Used for Stage 4: Nexavar, or sorafenib, is used to treat advanced, unresectable hepatocellular carcinoma. It is also used to treat patients with advanced kidney cancer. This drug is a multikinase inhibitor and works by decreasing tumor growth and replication, by inhibiting the formation of blood vessels that tumors rely on to get nourishment. This is not a curative treatment, prolonging survival on average 7 mo. ...Read more
My mom, 84, if she stop her nexavar (sorafenib) for her primary liver cancer, what would her life expectancy be?
8 months: Without more details it's hard to know. Best supportive care would be 8 months. Why has she not had liver directed therapy? An elevated AFP is not a contraindication to treatment. I recently treated an 84 yo otherwise healthy woman with hcc with an AFP of 3500. The tumors are now gone and her AFP is 2! if your mom is healthy and you wish more aggressive treatment, it can be done. ...Read moreSee 1 more doctor answer
Stage 4 liver cancer,cirrhosis,cancer also in spine. Diagnosed in Jan.Half dose Nexavar (sorafenib) 3 mths. Prognosis?
It's not great but-: -this is a question for your treating physician. He/she is aware of your situation. ...Read more

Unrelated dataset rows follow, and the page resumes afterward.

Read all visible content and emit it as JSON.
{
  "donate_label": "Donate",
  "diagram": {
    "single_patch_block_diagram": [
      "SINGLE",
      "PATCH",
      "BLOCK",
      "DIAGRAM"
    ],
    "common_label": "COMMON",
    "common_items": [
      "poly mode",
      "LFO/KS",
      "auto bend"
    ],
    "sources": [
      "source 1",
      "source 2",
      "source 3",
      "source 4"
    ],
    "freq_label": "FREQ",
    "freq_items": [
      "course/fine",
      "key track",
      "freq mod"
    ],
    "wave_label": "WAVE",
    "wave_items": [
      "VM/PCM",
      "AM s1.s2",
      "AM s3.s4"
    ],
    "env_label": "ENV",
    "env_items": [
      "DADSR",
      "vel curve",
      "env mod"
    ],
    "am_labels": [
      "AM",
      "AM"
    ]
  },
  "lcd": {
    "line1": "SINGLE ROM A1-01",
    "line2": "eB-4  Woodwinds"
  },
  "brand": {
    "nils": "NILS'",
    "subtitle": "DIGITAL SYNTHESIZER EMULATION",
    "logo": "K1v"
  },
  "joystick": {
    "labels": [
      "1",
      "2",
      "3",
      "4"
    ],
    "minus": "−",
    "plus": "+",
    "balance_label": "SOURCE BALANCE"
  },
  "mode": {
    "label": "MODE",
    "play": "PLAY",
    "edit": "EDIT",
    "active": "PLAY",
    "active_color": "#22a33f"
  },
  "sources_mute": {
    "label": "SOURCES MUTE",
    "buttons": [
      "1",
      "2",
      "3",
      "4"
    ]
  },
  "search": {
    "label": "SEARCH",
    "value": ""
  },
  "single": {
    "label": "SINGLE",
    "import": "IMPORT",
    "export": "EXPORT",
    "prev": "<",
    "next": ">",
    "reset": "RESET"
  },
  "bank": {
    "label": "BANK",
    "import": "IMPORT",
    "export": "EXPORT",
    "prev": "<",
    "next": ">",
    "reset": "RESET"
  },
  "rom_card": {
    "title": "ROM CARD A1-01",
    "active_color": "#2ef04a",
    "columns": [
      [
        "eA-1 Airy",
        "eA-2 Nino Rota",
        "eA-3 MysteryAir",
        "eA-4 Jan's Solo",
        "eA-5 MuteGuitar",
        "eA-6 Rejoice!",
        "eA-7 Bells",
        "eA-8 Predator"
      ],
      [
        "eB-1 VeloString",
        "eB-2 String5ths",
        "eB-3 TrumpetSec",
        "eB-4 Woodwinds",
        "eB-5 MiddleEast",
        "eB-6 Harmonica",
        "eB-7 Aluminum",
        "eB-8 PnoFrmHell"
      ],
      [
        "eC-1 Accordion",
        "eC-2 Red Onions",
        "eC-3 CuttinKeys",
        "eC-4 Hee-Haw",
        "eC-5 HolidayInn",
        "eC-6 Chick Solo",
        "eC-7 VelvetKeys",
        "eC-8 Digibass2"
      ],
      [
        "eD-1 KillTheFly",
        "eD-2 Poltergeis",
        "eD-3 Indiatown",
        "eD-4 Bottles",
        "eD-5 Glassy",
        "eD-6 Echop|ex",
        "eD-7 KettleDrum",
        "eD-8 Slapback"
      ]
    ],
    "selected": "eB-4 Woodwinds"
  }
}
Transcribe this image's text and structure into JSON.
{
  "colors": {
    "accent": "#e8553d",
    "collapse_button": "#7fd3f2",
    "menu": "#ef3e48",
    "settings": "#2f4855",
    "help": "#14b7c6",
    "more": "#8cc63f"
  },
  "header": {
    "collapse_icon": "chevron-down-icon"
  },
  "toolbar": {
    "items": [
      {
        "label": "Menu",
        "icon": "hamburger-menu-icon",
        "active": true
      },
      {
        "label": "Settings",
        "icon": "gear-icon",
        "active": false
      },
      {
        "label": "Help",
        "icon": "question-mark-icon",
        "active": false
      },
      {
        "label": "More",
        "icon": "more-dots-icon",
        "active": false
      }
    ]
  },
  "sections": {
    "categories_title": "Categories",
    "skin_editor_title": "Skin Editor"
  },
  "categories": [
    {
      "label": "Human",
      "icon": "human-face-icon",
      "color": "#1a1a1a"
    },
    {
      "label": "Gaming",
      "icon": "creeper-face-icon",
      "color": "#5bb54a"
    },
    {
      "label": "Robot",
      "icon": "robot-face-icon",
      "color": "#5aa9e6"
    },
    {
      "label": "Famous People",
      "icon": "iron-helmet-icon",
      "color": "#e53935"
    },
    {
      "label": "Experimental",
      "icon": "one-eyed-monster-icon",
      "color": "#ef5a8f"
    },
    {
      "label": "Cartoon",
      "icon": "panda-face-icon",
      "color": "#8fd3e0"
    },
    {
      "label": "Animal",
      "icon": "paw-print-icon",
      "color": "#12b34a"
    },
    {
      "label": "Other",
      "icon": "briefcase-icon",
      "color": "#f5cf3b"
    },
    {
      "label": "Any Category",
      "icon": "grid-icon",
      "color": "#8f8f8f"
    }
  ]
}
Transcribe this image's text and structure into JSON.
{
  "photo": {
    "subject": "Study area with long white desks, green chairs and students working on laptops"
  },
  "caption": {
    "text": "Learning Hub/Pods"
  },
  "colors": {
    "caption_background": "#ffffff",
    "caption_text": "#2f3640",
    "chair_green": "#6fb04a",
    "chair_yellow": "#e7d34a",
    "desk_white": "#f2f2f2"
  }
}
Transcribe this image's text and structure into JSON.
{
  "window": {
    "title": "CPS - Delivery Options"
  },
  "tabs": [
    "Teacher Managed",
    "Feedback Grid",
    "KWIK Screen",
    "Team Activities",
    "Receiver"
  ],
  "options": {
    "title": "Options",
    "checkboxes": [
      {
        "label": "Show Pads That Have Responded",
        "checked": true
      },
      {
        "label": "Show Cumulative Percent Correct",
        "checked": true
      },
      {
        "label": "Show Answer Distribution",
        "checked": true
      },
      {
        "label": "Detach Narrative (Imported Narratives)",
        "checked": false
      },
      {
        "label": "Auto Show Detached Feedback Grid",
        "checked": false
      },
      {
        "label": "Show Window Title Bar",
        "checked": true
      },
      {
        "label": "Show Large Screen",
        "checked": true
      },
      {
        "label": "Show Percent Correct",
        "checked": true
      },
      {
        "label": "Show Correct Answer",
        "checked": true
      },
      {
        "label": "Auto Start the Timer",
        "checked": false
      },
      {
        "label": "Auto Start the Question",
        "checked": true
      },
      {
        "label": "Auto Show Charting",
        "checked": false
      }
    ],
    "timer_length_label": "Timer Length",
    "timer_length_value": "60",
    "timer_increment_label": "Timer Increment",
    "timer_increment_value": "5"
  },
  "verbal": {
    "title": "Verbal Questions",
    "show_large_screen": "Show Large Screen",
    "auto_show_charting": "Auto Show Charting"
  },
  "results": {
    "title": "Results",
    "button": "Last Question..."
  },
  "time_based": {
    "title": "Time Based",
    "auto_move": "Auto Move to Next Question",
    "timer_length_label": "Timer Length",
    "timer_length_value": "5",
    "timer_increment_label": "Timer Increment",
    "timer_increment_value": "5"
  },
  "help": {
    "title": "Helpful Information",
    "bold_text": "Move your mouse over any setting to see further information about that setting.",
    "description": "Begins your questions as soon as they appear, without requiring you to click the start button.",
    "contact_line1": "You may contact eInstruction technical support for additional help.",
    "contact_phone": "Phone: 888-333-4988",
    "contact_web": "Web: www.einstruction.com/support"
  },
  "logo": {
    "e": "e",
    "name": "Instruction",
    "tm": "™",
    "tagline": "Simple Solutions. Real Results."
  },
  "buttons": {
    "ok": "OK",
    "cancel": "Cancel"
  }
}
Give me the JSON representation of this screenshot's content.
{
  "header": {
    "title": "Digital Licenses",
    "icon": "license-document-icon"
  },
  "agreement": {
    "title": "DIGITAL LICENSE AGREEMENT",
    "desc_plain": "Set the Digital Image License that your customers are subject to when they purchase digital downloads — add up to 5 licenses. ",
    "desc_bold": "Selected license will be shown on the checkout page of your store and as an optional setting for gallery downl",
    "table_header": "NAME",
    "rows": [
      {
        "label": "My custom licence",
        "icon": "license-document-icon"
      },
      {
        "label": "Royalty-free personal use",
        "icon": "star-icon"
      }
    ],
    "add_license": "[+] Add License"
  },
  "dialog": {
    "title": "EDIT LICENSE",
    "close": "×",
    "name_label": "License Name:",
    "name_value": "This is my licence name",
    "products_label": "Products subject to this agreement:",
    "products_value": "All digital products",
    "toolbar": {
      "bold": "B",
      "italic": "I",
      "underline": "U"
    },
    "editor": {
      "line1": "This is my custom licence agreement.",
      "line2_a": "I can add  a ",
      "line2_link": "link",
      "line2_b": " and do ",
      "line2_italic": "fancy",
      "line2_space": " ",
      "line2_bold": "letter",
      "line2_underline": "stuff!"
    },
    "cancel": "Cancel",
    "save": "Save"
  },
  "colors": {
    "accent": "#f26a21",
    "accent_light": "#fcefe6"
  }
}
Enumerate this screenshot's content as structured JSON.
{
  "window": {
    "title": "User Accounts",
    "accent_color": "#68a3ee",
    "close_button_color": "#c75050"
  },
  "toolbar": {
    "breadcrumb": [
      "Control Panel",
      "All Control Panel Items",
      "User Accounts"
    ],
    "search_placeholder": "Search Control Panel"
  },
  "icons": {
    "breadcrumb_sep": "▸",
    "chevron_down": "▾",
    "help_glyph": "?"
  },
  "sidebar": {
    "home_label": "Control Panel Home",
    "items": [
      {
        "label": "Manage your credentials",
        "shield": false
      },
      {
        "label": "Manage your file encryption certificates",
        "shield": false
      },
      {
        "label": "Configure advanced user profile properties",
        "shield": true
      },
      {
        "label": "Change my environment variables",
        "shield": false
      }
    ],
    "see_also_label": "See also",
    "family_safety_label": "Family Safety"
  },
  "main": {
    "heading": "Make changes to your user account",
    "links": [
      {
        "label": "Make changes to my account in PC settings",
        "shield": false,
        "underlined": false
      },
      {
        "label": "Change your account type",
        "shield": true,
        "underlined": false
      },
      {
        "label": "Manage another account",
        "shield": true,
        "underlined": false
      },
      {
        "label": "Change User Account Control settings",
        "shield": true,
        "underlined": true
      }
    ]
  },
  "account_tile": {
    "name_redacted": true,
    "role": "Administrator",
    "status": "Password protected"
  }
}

My dad has an advanced liver cancer an dis taking nexavar (sorafenib) for 3 months. The AFP keeps rising. Does that absolutely mean the cancer is growing?
Experts, might someone recommend nexavar (sorafenib) for a stage 4 inactive neuroendocrine pancreatic cancer patient?
Possibly: Stage 4 indicates that you have net at a site distant from the pancreas or regional lymph node, likely the liver. Not clear what you mean by"inactive", whether you mean it is stable or not secreting any substance. In any case, sorafenib (nexavar) is being tested in metastatic net in clinical trials (http://clinicaltrials.Gov/ct2/show/nct00131911) & (http://www.Ncbi.Nlm.Nih.Gov/pubmed/23475104). ...Read moreSee 1 more doctor answer
What does it mean to have a high monocytes and low neutrophils absolute count while I am taking Nexavar, (sorafenib) a chemotherapy for advanced thyroid cancer?
Effect of chemo: Low neutrophils are expected with chemotherapy agents, as the drugs destroy them (in the process of destroying the cancerous cells.) High monocyte count can be due to an infection or inflammation. Also, as the blood counts recover after a dose of chemo, the monocyte count can also be temporarily improved. Good luck with your cancer treatment. ...Read more
Sorafenib decreased platelet count of my father at 72 who's diabetic, diagnosed with hcc & decompensated liver cirrhosis & now unable to take sorafenib?
My friend,: ..You paint a very bleak picture. Your dad is elderly and his bad cirrhosis makes it likely that any treatment for his hcc will cause more harm than good. I would respectfully suggest that you guys start focusing on confort measures rather than additional therapy. Of course, I do not know all the details so this is a conversation to have with his treating oncologist. Best to both. ...Read more
What makes Trovax different from other kidney cancer meds (like nexavar, proleukin, torisel, (temsirolimus) sutent)?
Other drugs worked: Nexavar, torisel, and sutent all received FDA approval because they improved progression free survival. The initial Trovax trial was terminated early because there was little or no prospect of demonstrating a statistically significant survival benefit compared to placebo. http://clincancerres.aacrjournals.org/content/16/22/5539.long ...Read moreSee 1 more doctor answer
80 yr old w/ cancer btween kidney/colon with lung metastasis, giving her nexavar (sorafenib) & pain patches overall health has decreased is radiation good option?
Complicated question: I don't think i or anyone can answer this for you as welll as the oncologist can or the team who is treating your loved one. Nexavar (sorafenib) is for a few advanced stage cancers. At age 80 with metastatic disease and overall decline in her health, sounds like whatever is being done including radiation would be palliative (to ease her suffering). Talk openly with providers about goals. God bless you. ...Read moreSee 1 more doctor answer